▸ **Try it**: Every line below that contains the word "meta" must be copied.

□ □ □ □ □ □ □

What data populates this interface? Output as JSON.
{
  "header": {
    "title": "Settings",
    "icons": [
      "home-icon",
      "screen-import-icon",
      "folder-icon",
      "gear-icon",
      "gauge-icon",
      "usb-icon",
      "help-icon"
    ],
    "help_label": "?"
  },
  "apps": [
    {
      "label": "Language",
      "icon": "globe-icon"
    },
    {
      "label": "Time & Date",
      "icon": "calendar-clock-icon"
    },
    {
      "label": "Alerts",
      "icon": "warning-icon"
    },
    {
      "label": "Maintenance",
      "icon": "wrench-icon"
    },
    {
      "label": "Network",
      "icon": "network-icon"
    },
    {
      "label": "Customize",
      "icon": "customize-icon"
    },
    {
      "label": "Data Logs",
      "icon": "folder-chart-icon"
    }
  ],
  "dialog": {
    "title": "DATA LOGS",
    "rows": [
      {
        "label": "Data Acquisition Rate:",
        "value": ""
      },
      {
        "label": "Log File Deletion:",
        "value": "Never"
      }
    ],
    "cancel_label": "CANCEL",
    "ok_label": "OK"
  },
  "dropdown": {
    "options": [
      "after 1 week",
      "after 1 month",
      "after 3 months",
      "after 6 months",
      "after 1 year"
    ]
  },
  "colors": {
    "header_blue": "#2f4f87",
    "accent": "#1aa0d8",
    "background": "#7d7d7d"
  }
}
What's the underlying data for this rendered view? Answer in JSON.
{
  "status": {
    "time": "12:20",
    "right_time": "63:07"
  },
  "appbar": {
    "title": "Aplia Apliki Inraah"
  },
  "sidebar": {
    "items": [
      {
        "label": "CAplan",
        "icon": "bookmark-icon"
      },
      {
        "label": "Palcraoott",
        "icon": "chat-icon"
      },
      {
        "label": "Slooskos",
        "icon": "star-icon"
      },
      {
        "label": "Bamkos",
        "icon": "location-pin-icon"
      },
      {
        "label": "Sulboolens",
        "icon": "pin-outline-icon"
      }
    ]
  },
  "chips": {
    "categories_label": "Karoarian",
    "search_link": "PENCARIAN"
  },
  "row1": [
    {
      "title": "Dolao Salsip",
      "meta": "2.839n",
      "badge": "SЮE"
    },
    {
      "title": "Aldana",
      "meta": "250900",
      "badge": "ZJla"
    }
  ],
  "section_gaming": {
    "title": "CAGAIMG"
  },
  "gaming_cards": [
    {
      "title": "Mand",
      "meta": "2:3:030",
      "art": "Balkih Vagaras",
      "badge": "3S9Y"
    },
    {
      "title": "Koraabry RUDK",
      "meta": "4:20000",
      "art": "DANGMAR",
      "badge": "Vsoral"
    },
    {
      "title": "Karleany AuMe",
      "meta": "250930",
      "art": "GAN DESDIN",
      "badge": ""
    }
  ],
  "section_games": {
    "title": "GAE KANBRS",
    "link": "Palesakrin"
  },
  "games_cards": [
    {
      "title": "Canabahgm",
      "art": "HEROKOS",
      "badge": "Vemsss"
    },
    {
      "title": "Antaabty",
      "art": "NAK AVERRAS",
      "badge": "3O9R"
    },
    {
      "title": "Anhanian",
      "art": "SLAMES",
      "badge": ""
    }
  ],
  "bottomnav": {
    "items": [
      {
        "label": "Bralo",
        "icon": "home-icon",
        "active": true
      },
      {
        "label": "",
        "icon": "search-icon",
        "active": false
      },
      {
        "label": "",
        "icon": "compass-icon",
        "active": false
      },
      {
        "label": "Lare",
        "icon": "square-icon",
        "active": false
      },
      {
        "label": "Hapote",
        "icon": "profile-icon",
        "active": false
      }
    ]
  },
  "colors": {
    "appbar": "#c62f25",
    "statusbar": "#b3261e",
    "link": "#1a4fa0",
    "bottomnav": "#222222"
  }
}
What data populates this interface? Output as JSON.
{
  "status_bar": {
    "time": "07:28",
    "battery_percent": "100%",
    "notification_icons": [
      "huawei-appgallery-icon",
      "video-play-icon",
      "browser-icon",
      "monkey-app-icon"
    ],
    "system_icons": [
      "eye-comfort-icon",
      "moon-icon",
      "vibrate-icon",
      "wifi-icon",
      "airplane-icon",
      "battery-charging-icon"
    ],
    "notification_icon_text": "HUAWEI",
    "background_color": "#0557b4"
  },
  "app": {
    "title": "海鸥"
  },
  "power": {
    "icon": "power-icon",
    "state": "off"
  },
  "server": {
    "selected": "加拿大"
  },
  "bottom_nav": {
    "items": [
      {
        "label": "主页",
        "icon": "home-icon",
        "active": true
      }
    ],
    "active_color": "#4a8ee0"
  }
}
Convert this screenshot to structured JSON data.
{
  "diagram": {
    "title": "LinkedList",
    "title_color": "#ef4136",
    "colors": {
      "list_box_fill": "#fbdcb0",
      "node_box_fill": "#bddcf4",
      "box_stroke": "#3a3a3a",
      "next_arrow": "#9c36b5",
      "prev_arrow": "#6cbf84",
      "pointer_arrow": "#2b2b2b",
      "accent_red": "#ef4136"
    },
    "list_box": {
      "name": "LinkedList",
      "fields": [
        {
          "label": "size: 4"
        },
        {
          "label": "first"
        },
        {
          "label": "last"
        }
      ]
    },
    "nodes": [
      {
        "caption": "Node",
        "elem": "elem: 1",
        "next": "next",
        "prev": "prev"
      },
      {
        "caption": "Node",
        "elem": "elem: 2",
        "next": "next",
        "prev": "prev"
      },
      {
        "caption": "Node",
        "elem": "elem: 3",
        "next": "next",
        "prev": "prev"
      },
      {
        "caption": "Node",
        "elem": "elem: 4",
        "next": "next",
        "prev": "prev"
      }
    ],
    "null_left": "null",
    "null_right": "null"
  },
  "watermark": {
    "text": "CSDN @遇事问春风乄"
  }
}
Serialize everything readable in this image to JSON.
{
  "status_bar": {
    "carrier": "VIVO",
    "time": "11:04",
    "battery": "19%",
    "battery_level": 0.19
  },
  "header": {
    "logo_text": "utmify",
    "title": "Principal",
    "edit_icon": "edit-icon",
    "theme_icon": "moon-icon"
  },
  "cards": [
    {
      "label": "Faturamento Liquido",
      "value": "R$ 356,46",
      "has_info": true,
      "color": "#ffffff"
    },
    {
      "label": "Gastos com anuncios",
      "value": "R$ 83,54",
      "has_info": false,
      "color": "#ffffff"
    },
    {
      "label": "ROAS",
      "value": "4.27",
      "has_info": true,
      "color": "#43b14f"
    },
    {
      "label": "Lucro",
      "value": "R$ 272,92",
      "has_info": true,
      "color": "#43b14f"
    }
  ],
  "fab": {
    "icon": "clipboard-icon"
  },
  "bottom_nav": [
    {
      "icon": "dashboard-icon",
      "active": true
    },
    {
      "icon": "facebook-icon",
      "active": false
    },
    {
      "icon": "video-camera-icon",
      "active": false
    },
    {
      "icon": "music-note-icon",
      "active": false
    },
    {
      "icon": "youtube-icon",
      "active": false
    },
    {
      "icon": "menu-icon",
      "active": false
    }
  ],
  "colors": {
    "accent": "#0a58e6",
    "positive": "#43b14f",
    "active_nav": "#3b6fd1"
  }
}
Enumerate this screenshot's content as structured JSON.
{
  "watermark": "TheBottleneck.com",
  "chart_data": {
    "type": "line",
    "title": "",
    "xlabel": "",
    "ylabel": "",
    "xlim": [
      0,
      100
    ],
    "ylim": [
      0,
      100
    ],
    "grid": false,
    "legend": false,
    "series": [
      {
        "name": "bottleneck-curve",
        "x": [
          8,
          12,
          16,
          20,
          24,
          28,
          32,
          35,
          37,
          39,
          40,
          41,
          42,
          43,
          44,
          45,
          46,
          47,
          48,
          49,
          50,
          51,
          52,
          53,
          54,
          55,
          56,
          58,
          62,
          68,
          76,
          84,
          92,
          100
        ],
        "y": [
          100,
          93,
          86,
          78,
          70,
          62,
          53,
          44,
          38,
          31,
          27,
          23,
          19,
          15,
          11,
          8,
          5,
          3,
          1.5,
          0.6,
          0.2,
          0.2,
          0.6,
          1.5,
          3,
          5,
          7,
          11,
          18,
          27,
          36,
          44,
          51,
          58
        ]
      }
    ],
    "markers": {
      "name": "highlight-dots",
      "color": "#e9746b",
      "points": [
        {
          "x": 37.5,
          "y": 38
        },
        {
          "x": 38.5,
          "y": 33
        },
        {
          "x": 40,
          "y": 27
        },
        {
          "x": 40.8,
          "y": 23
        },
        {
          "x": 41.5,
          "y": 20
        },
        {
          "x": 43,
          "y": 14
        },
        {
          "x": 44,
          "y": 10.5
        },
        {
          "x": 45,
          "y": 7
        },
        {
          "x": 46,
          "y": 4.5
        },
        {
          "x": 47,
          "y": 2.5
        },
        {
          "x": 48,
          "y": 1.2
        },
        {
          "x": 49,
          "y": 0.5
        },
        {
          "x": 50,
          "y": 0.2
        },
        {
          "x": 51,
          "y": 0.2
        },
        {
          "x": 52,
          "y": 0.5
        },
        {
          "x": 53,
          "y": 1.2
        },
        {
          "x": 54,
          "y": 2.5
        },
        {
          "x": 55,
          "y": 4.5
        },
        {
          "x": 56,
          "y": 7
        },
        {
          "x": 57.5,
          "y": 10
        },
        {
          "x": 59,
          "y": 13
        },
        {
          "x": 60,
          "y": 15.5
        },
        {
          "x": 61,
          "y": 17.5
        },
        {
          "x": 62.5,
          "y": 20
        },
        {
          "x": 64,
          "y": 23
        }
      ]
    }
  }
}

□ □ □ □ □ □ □

▸ **Solution for this problem**:
      "meta": "2.839n",
      "meta": "250900",
      "meta": "2:3:030",
      "meta": "4:20000",
      "meta": "250930",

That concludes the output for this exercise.